If you have a large yard or access to a dog park or other safe, fenced area, your Mudi will appreciate the chance to burn off some energy and socialize with other dogs. However, this breed can escape or wander off if not properly supervised, so ensure your yard or play area is secure.
Training and Socialization
The Mudi is a highly intelligent and trainable breed that excels in obedience, agility, and other canine sports. However, like all dogs, they require proper training and socialization from a young age to become well-adjusted and well-behaved adults.
Positive reinforcement methods, such as clicker or reward-based training, work well with Mudis, as they respond well to praise and treats. They may become bored or distracted if training sessions are too long or repetitive, so keep things fun and exciting by varying the exercises and using plenty of positive reinforcement.

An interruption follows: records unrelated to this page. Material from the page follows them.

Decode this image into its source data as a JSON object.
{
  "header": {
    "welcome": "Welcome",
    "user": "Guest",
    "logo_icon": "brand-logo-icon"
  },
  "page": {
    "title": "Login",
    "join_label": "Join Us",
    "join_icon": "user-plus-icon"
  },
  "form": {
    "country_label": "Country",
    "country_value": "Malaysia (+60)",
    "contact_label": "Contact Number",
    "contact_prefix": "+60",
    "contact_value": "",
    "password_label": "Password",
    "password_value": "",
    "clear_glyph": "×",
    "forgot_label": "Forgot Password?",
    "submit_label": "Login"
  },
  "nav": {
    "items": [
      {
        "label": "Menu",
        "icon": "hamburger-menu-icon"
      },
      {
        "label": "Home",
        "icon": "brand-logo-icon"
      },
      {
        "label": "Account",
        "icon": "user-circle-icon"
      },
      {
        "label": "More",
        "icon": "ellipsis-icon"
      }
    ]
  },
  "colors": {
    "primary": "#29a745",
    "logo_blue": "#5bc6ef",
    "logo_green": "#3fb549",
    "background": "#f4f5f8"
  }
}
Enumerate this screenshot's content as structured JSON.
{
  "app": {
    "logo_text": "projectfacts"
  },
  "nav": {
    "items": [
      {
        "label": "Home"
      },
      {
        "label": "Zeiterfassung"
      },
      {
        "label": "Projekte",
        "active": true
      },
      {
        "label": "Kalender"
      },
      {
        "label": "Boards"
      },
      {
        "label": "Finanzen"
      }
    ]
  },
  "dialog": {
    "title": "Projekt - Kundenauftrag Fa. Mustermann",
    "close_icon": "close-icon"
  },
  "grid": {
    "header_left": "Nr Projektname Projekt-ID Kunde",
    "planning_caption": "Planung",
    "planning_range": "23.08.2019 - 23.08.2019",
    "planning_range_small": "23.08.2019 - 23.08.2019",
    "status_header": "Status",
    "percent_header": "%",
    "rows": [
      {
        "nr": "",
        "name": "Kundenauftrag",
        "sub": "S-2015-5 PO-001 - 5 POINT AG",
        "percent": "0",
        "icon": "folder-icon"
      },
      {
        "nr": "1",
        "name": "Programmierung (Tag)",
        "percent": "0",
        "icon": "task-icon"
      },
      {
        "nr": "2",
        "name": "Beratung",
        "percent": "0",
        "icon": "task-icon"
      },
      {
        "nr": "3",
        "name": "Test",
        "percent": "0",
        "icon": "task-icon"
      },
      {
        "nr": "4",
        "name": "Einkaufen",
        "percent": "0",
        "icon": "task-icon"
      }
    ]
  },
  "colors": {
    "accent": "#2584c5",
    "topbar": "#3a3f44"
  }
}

Socialization is also essential for the Mudi, as they can be suspicious or aloof with strangers if not properly socialized. Expose your Mudi to a wide variety of people, animals, and environments from a young age to help them become confident and well-adjusted adults.
Health and Nutrition
The Mudi has a short, dense coat that requires minimal grooming – a weekly brushing and occasional bath is usually sufficient to keep them looking and smelling their best. They may shed seasonally, so be prepared for extra hair around the house during those times.
Regarding nutrition, the Mudi requires a balanced diet appropriate for their age, activity level, and overall health. Please consult with your veterinarian or a canine nutritionist to determine the best diet for your Mudi, and be sure always to provide them with plenty of fresh water.
Like all breeds, the Mudi is prone to specific health issues. Some of the conditions that have been reported in the breed include:
- Hip dysplasia: a genetic disorder in which the hip joint does not develop properly, leading to pain and arthritis later in life
- Progressive retinal atrophy: a degenerative eye disease that can cause vision loss and blindness
- Epilepsy: a neurological disorder that can cause seizures
While not all Mudis will develop these conditions, it’s essential to be aware of them and to purchase your puppy from a reputable breeder who screens their breeding dogs for these and other health issues.
Q: Are Mudis good with children?
A: Mudis can make great family pets and are generally good with children. However, due to their herding instincts, they may try to nip or herd young children or animals, so early socialization and training are essential.
Q: Do Mudis make good apartment dogs?
A: No, Mudis are highly active and require plenty of exercise and mental stimulation. They are best suited for homes with large yards or access to safe, fenced play areas.
Q: Are Mudis easy to train?
A: Yes, Mudis are highly intelligent and trainable. They respond well to positive reinforcement training methods and excel in obedience, agility, and other canine sports.
The Mudi is a highly versatile, intelligent, alert, agile, all-purpose Hungarian farm dog that can make an excellent companion for the right family.